Christine Buckley questions Michael O’Brien’s radio interview from 10 years ago
John Downes, News Investigations Correspondent
Survivors of sexual abuse in religious-run residential institutions are embroiled in an increasingly bitter row over how some €680m in compensation from religious orders identified in the Ryan report should be shared out, the Sunday Tribune has learned.
The dispute took a dramatic twist this weekend when the Aislinn Centre’s Christine Buckley criticised a decade-old radio interview with the former mayor of Clonmel, Michael O’Brien, where he claimed not to have been sexually abused while he was incarcerated in St Joseph’s industrial school, Ferryhouse.
This directly contradicts a highly-charged intervention on RTE’s Questions and Answers programme in May of last year, where O’Brien detailed the extent of abuse he suffered, prompting widespread public sympathy and anger.
During the 1999 interview on a local radio station, O’Brien expresses sympathy for victims of sexual abuse who suffered at the hands of the notorious Rosminian abuser at Ferryhouse, Brother Sean Barry. He goes on to say: “But I must say, and I have to say it here and now, because I had to meet my family when this came out. And say it never happened to me, I never seen it happening, I never heard of it happening in my seven years in Ferryhouse. I never seen or heard of it.”
Although O’Brien acknowledges in the interview that he was subjected to physical abuse and deprivation at Ferryhouse, he also pays tribute to the Rosminians and says that this was the state’s fault, not Ferryhouse.
“We were left there to those brothers and those priests to become our parents, and look after us. And as far as I’m concerned, 99.9% of them done a good job… out of every group, no matter what organisation you’re in, you’ll find bad eggs, Ferryhouse is my home. And I will defend it to the end as long as I live, because I was reared by them.”
Goldenbridge survivor Buckley told the Sunday Tribune that she has “very deep reservations and concerns” about the interview.
“I couldn’t doubt any victim of institutional abuse nor have I ever questioned anybody before. This is the first time I have done this,” she said. “Being in denial is being in denial. But why be so vociferous in protecting the Rosminian order on the radio?”
Buckley pointed out that O’Brien gave the radio interview before the Taoiseach Bertie Ahern’s apology on behalf of the state to victims of institutional abuse on 11 May, 1999.
Buckley added that she was passed a copy of O’Brien’s radio interview in October of last year anonymously. If she had known its contents a month earlier, when she accepted a People of the Year award with O’Brien, she said she did not think she could have gone onstage with him.

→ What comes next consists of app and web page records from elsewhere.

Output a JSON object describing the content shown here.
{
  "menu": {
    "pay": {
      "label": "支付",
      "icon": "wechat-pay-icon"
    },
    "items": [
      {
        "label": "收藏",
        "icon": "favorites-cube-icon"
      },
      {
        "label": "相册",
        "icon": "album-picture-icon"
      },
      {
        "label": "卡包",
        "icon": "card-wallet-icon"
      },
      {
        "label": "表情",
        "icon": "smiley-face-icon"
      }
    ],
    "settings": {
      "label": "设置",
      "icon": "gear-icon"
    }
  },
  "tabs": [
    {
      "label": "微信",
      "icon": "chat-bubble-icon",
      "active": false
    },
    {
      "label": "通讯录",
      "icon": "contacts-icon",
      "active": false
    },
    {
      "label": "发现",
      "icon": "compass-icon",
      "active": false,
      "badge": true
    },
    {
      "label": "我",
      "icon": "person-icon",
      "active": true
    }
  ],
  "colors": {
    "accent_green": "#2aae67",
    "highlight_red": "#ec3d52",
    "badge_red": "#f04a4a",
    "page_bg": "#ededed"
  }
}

When contacted by the Sunday Tribune this weekend O’Brien strongly defended the interview, which he said he had given in recognition of the fact that Ferryhouse was the “only home I ever knew”.

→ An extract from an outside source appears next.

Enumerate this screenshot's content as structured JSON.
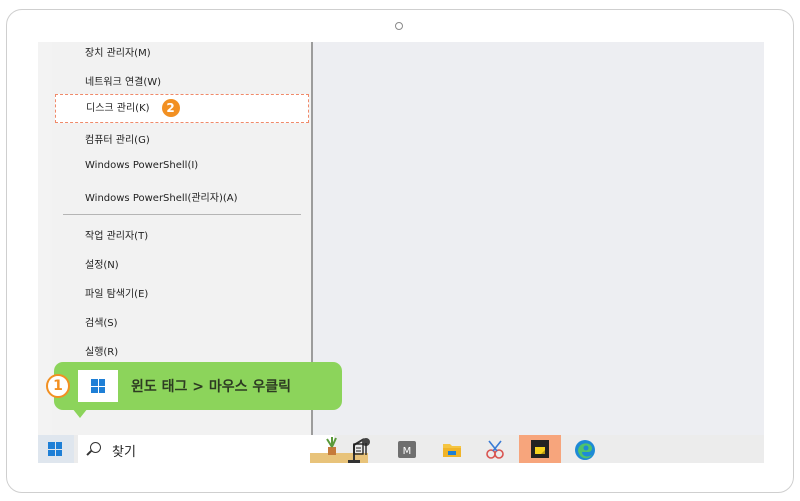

“The reason I didn’t say anything about sexual abuse on local radio was that I didn’t want my family or anybody to know about it. I didn’t want to talk about it… I had been mayor of Clonmel and I didn’t want anyone to know about it,” he said. “I want nothing off anyone out of this. I said that to the Taoiseach, I said it everywhere I went. I want nothing off you. I said it to the Bishops, personally I want nothing off of anybody. But I’ll fight on my back for former residents, I do want the former residents set up. I do not want money out of it. I never wanted money out of it. And that is a fact.”

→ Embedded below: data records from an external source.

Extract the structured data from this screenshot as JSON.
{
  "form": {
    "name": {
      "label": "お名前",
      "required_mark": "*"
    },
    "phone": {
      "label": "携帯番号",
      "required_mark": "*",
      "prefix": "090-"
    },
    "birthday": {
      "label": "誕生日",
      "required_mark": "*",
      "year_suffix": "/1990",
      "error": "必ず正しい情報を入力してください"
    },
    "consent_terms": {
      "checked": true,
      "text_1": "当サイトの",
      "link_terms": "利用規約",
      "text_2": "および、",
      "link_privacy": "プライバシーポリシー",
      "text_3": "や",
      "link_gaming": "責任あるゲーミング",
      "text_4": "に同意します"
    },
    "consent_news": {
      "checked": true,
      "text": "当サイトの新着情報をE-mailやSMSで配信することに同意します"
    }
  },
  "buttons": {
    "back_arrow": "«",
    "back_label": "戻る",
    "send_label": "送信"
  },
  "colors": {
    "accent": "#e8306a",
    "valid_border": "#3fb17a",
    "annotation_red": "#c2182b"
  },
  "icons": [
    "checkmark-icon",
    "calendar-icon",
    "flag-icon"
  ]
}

Both Buckley and O’Brien were among a group of representatives of survivors who met with Taoiseach Brian Cowen last April. But O’Brien and other groups such as the Survivors of Child Abuse (SOCA) Ireland stormed out after they were informed by Cowen that just €110m out of some €680m expected total compensation from religious orders was to go into a state-administered fund for former residents of the institutions.
They were told at the meeting that the congregations had offered additional compensation which they value at €348.51m, on top of the €128m already contributed under the controversial 2002 indemnity deal. The government also intends to seek over €200m more from the congregations to reach some €680m, or a 50% share, of the €1.36bn cost of the indemnity deal.
Buckley and others such as One in Four, who have extensive experience of providing counselling and support services to abuse survivors, have broadly welcomed the allocation of €110m, although they say more will likely be needed. They argue that it would be impossible to provide individual financial compensation to survivors fairly.
“How can we have people stating that they’re entitled to this money, when the same people do not see the importance of education and counselling, and the Barnardos tracing service for example?” Buckley said.
They believe it is far preferable for education, health, housing and other counselling services to be provided on an “as needed” basis to the tens of thousands of survivors both in Ireland and abroad, regardless of whether they went before the Redress board.
However, John Kelly of SOCA told the Sunday Tribune that his group and others, including O’Brien’s Right to Peace group, want the entire €680m placed in a fund which would provide financial compensation to survivors, for them to spend as they see fit.
May 16, 2010